WHAT WE SAID LAST YEAR
Seems pretty close, though I undersold him. I still had Prosise as a part-time slot receiver and Corey Robinson as a healthy and productive receiving option.
I’m high on Hunter, though I still put his ceiling at 20 catches. In reality, unless the Irish are an insanely productive offense, I’m just struggling to find the footballs to make Hunter happy, especially when he’s probably the fifth-best option as a pass catcher.
A redshirt season was a great thing for him. He’s basically a sophomore at this point, meaning there’s plenty of time for him to work his way up a depth chart that is pretty top-heavy right now.
We’ve heard about Hunter’s ability to make plays in space and be a versatile receiver. And he’s got the versatility to play inside and out, something that always helps when you’re looking for ways to get a player noticed.
New offensive coordinator Mike Sanford will likely see some of the same things this August that had Kelly and Mike Denbrock excited. It’d be even better if we saw those things happen on Saturdays this fall, instead of making most of his noise on the practice field.
There’s nobody in the way of Hunter maximizing his potential now. Combine his experience and knowledge of the offense with a fleet of young and still-learning receivers and every arrow points to a big season.

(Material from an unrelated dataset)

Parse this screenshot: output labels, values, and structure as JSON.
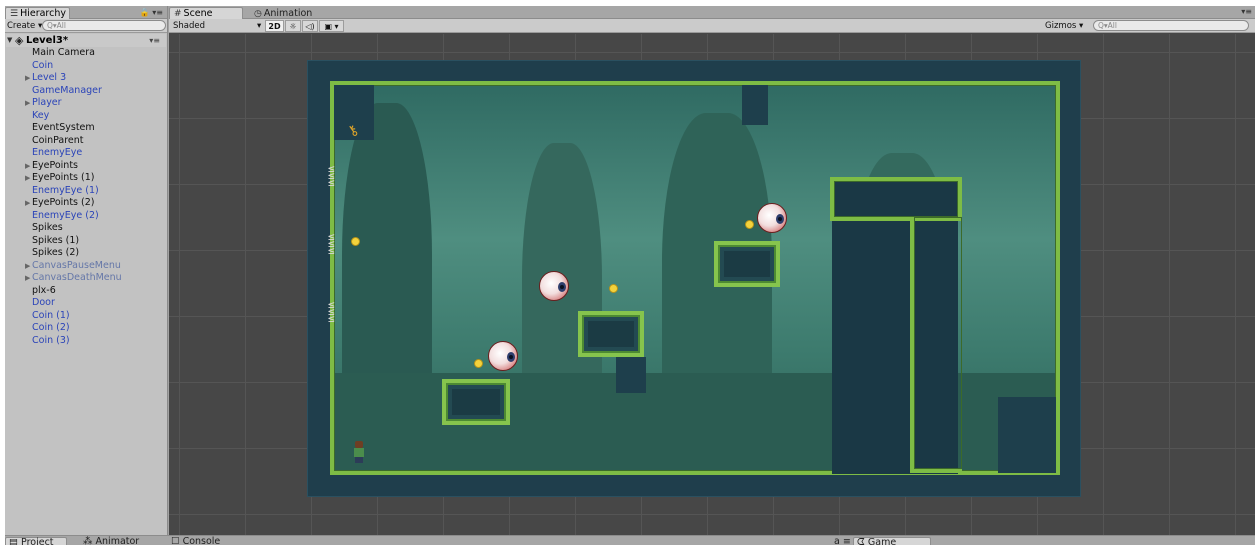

Still, some of the same challenges confront Hunter that we mentioned for Corey Holmes. Namely size and speed—a lack of size combined with very good (but not elite) speed. Again, Will Fuller can get away with being small because he’s one of the fastest football players on the planet. We’ll see if Hunter has that same ability sooner than later.
I’m not down on Hunter’s ceiling—in fact, I think he’s probably the skill player with the best chance of being named the team’s offensive player of the year (non-QB edition). But it’ll require Hunter’s explosiveness to take a jump forward, because it’s not enough to just be reliable and versatile in this offense.
I think Hunter is Notre Dame’s best bet at a 1,000 yard receiver this year. But he’ll need to prove that he’s capable of making the big play, because he’s not going to get there averaging just 13 yards a catch (he’d need 77 catches at that pace).
He showed flashes of that ability—especially getting downfield in the Blue-Gold game—this spring. And without Will Fuller to take those deep ball targets, Hunter’s speed and hands are a nice option at the X, especially if Corey Holmes is going to spend some time on the inside.
Hunter’s versatility makes him a key piece of the offensive puzzle. But after listening to Kelly this spring, it sure sounds like this is a coaching staff that wants to find a determined role for Hunter, if only to give him the opportunity to thrive.
Hunter has a fifth year of eligibility available. But Kelly made it seem as if that fifth-year might not be needed before heading to the next level. If that’s the case, expect a big season from the new No. 1.
2016’s Irish A-to-Z